The entire chapter is worth reading, but St Bonaventure (a mythic and a theologian (really, can you be one or the other?) writes regarding the proper senses/lens in reading Scripture as Christians:

1. Finally, there is depth in the Scriptures, deriving from their several figurative meanings. Many Scriptural passages have, besides the direct sense, three other significations: the allegorical, the moral, and the anagogical. Allegory consists in this: that one thing signifies another thing which is in the realm of faith; moral teaching, or tropology, in this: that from something done, we learn another thing that we must do; anagogy, or lifting up, in this: that we are given to know what to desire, that is, the eternal happiness of the elect.

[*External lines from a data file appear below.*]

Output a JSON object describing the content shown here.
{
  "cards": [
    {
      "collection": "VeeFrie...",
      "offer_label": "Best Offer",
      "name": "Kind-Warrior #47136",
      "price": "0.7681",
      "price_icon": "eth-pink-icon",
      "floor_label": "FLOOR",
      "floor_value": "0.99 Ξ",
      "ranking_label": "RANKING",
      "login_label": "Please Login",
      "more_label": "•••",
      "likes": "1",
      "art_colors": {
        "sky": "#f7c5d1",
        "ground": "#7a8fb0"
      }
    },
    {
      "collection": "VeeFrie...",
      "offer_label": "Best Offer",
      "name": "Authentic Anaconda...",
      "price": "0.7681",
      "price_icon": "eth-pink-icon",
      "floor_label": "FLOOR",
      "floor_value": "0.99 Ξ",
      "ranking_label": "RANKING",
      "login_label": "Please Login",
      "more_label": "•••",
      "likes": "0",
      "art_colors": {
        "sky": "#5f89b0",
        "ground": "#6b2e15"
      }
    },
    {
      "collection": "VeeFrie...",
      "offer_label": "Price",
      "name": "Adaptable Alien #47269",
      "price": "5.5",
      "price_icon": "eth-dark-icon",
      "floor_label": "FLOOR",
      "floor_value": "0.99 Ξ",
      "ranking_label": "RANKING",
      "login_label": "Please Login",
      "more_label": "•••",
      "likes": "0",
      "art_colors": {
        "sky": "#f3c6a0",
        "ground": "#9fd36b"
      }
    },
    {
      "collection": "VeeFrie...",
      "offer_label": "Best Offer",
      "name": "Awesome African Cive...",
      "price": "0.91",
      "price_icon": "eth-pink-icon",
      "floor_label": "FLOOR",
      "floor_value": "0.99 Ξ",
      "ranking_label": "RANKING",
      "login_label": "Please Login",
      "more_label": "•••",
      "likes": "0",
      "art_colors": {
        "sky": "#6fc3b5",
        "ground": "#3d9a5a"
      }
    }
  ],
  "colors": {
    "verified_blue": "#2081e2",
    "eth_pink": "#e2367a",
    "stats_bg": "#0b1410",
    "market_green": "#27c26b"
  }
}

2. It is entirely logical for Scripture to have a threefold sense in addition to the literal: such amplitude consorts with its content, its hearer or disciple, its origin, and its end.

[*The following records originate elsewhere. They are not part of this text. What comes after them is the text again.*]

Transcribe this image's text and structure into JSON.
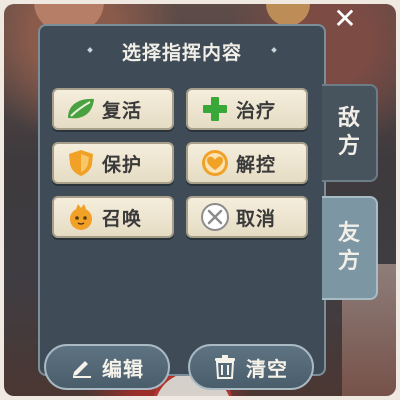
{
  "panel": {
    "title": "选择指挥内容"
  },
  "commands": {
    "revive": {
      "label": "复活",
      "icon": "leaf-icon"
    },
    "heal": {
      "label": "治疗",
      "icon": "plus-icon"
    },
    "protect": {
      "label": "保护",
      "icon": "shield-icon"
    },
    "cleanse": {
      "label": "解控",
      "icon": "heart-shield-icon"
    },
    "summon": {
      "label": "召唤",
      "icon": "summon-creature-icon"
    },
    "cancel": {
      "label": "取消",
      "icon": "cancel-x-icon"
    }
  },
  "tabs": {
    "enemy": {
      "label": "敌\n方",
      "active": false
    },
    "ally": {
      "label": "友\n方",
      "active": true
    }
  },
  "actions": {
    "edit": {
      "label": "编辑",
      "icon": "pencil-icon"
    },
    "clear": {
      "label": "清空",
      "icon": "trash-icon"
    }
  },
  "colors": {
    "panel_bg": "#3f4b56",
    "button_bg": "#f0e8d4",
    "leaf_green": "#4aa142",
    "plus_green": "#39a838",
    "orange": "#f0a126",
    "active_tab": "#7d96a4"
  }
}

It consorts with its content, for Scriptural teaching is concerned with God, with Christ, with the works of salvation, and with the things of faith.—God is the Being covered by the Scriptures; Christ is the Power; the works of salvation are the action; and the things of faith are the sum of all three aspects.—Now, God is triune: one in essence and trine in the Persons; hence. Scripture, proceeding from Him, has a threefold sense beneath one and the same literal text. Again, Christ being the one Word, all things are said to have been made through Him (Jn. 1:3), and all things shine within Him (Col. 2:3), so that His wisdom is both manifold and one. Next, the works of salvation, though many, are all fundamentally related to the one sacrifice of Christ. Finally, the light given forth by the things of faith as such varies with the state of the believer.

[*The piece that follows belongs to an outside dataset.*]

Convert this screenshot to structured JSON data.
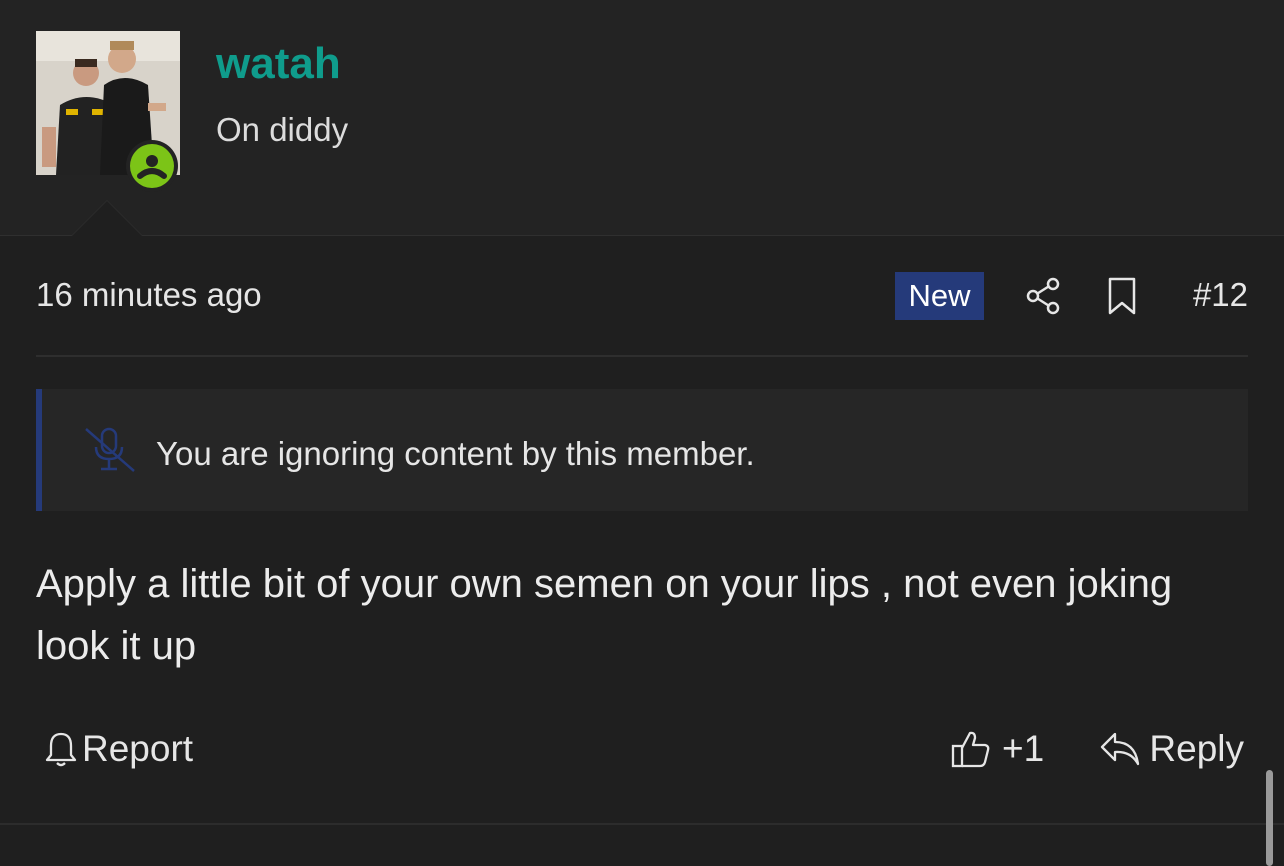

Scripture, then, answering to all these circumstances, gives us a number of meanings from a single text.

This method of Scripture allows the Christian to encounter Christ, rather than merely consume data and plot points.